I'm actually not that sorry to be going back to the office (though I may rethink that comment tomorrow morning -- check with me). The Dreamweaver class wasn't as much fun as my CSS classes were. Everything started off on a bad note when I was called up to the main office and informed that no matter what the person on the phone had said the day before, I hadn't sent over the proper payment information after all. I don't do well in situations like this; I get intensely embarrassed and flustered, and I had to stay very focused on the fact that this foulup wasn't my fault. Not that it did much good with the snooty employee, whose attitude was pretty much "Tough tit if we told you the wrong thing -- maybe you can put this on your credit card." I eventually got my boss on the phone, and he got on the phone with someone else who didn't want to alienate a steady customer, and the upshot of it all was that I was able to stay in class.

Which was okay, but it's intensely annoying when the instructor decides to deviate from the course syllabus to spend half a day teaching us her pet fascination. Databases, in this case. After a few minutes of setting up a database in Microsoft Access, I know beyond all doubt that I will never, ever be able to do that for a living. I'd go totally mad. It's hard for me to remember all the steps involved to begin with, and dealing with them through Dreamweaver, which has an infuriating habit of hanging on to cached information instead of doing what you tell it to do with your database, doesn't make it any easier. I ended the last day of the class with a blinding headache, although I did my best to kill it with a cup of coffee and a stroll in the beautiful gardens behind the Smithsonian Information Center.

And there's a guy who works in the cafe in the lobby of the school who looks uncannily like Johnny Sack from "The Sopranos." It made me want to drop my croissant and run away screaming.

Harry Potter and the Really Crowded Theater.

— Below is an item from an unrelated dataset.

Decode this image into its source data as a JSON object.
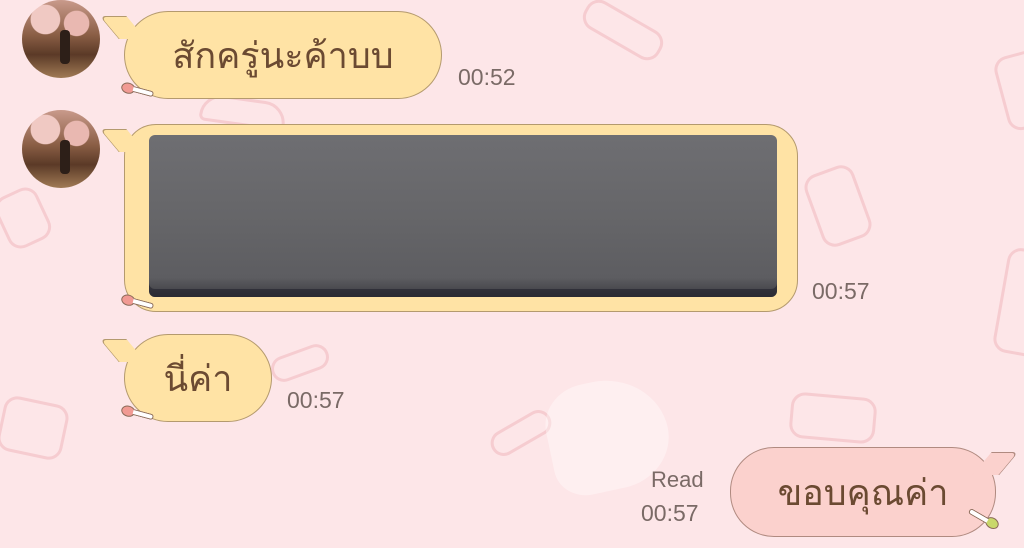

Part of my weekend was taken up with Project Kitchen Aid Pasta Maker, but I don't think I have the energy to talk about that right now. I just finished picking the last of the dough out of the linguini attachment tonight, and we didn't even get any yummy homemade pasta out of the deal.

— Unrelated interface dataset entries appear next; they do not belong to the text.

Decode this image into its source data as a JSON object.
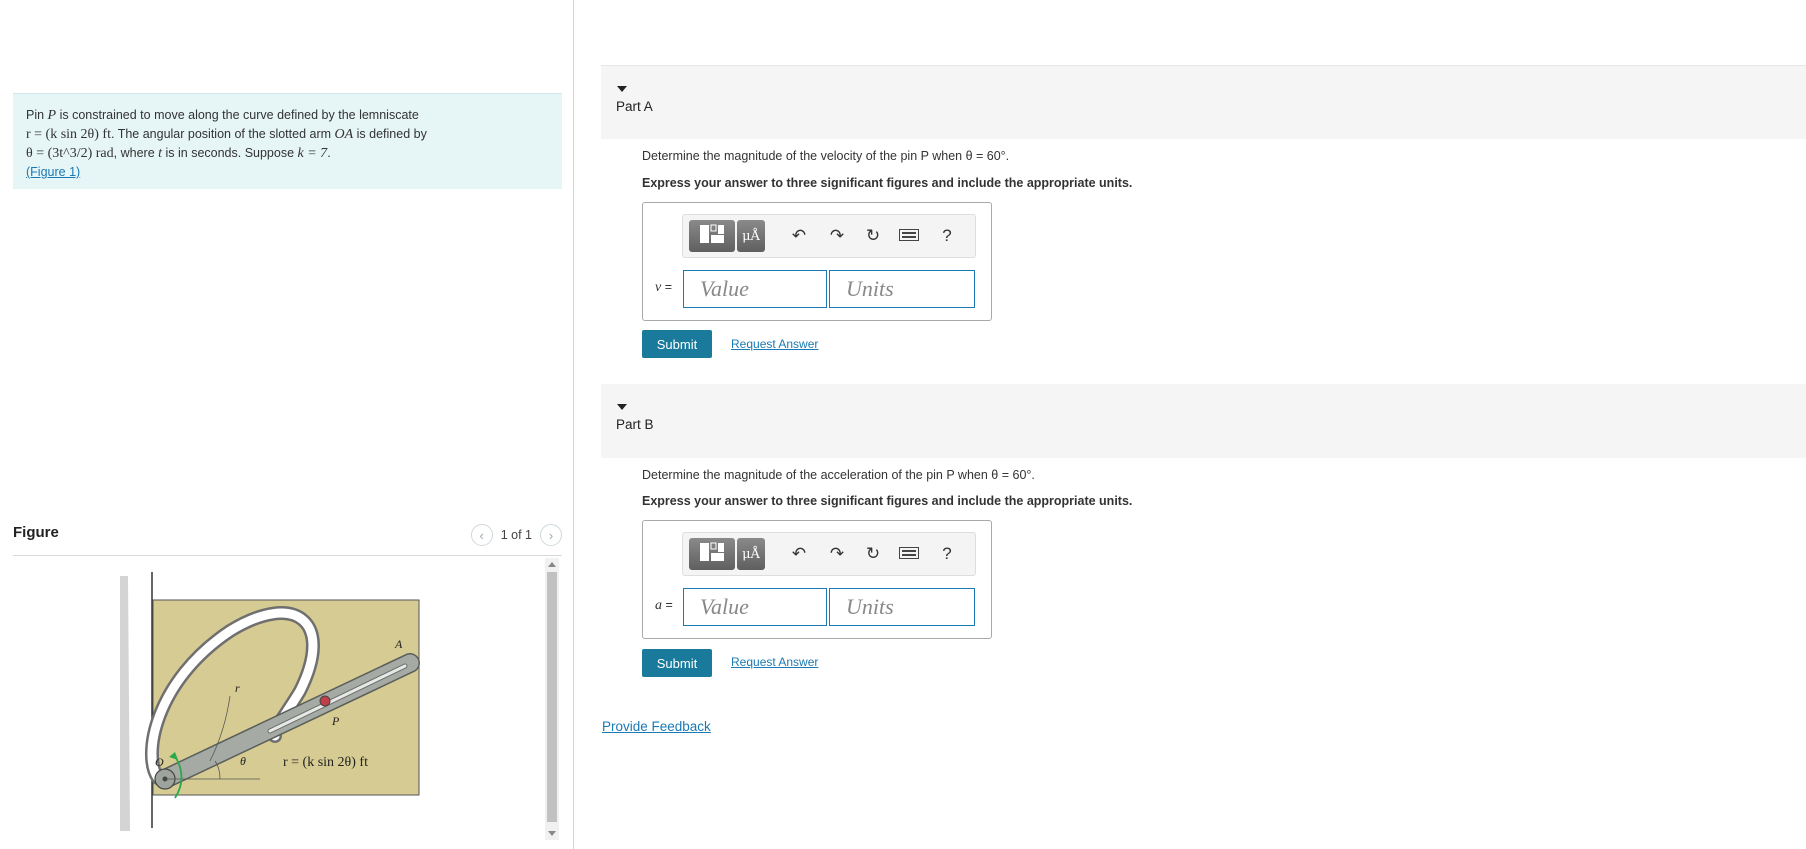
{
  "problem": {
    "line1_pre": "Pin ",
    "line1_var": "P",
    "line1_post": " is constrained to move along the curve defined by the lemniscate",
    "line2_eq": "r = (k sin 2θ) ft",
    "line2_post": ". The angular position of the slotted arm ",
    "line2_var": "OA",
    "line2_tail": " is defined by",
    "line3_eq": "θ = (3t^3/2) rad",
    "line3_mid": ", where ",
    "line3_t": "t",
    "line3_post": " is in seconds. Suppose ",
    "line3_k": "k = 7",
    "line3_end": ".",
    "figure_link": "(Figure 1)"
  },
  "figure": {
    "title": "Figure",
    "counter": "1 of 1",
    "labels": {
      "A": "A",
      "P": "P",
      "r": "r",
      "O": "O",
      "theta": "θ",
      "equation": "r = (k sin 2θ) ft"
    },
    "colors": {
      "plate": "#d6cc93",
      "arm": "#9ea39d",
      "pin": "#c0404a",
      "arrow": "#2aa84a"
    }
  },
  "parts": [
    {
      "title": "Part A",
      "question": "Determine the magnitude of the velocity of the pin P when θ = 60°.",
      "instruction": "Express your answer to three significant figures and include the appropriate units.",
      "variable": "v",
      "value_placeholder": "Value",
      "units_placeholder": "Units",
      "submit_label": "Submit",
      "request_label": "Request Answer"
    },
    {
      "title": "Part B",
      "question": "Determine the magnitude of the acceleration of the pin P when θ = 60°.",
      "instruction": "Express your answer to three significant figures and include the appropriate units.",
      "variable": "a",
      "value_placeholder": "Value",
      "units_placeholder": "Units",
      "submit_label": "Submit",
      "request_label": "Request Answer"
    }
  ],
  "toolbar": {
    "units_button": "μÅ",
    "help": "?",
    "icons": [
      "templates-icon",
      "units-icon",
      "undo-icon",
      "redo-icon",
      "reset-icon",
      "keyboard-icon",
      "help-icon"
    ]
  },
  "feedback_label": "Provide Feedback"
}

Today I decided I couldn't go another day without seeing "Prisoner of Azkaban," so we braved the crowds and actually got tickets for a showing that wasn't several hours after our arrival at the theater. After the annoying pre-show reels (That new "Who Wants to Be An Action Hero?" show? Totally a ripoff of "WWE Tough Enough") and a series of previews that made me feel fairly certain we wouldn't be braving an actual theater again any time soon (I'm sorry, but is the world really crying out for a live action "Garfield"?), we finally got to see the bloody movie.

It was worth the extended wait. This is the first Harry Potter movie that made me feel like I was watching fully-fleshed characters rather than some kids and adults who happened to look somewhat like the descriptions of J.K. Rowling's creations. The tone of the film was considerably darker, but that's okay; it ain't like the books get any cheerier from here. If I've got any quibbles at all, they're that 1. Anyone who went into the movie not knowing who Moony, Wormtail, Padfoot, and Prongs were might be lost by the end, and 2. I'm not sure I liked Movie Lupin -- something about the hair and the mustache and his overall appearance gave me that "Bad Touch!" feeling whenever he was alone with Harry. The casting in the movies has been almost uniformly dead on, so this was a little disappointing.

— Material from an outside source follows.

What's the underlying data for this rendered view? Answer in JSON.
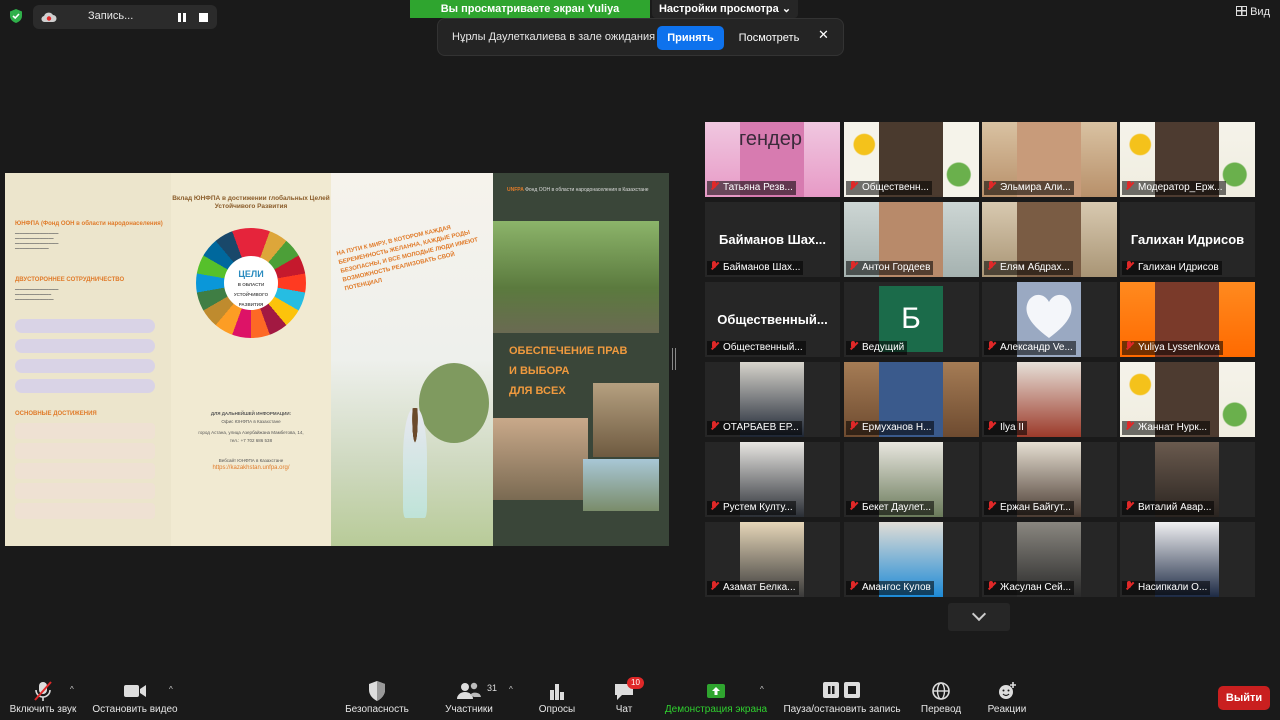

But that's minor; on the whole I really enjoyed the movie and I'm sorry that Alfonso Cuaron isn't returning for another crack at the series.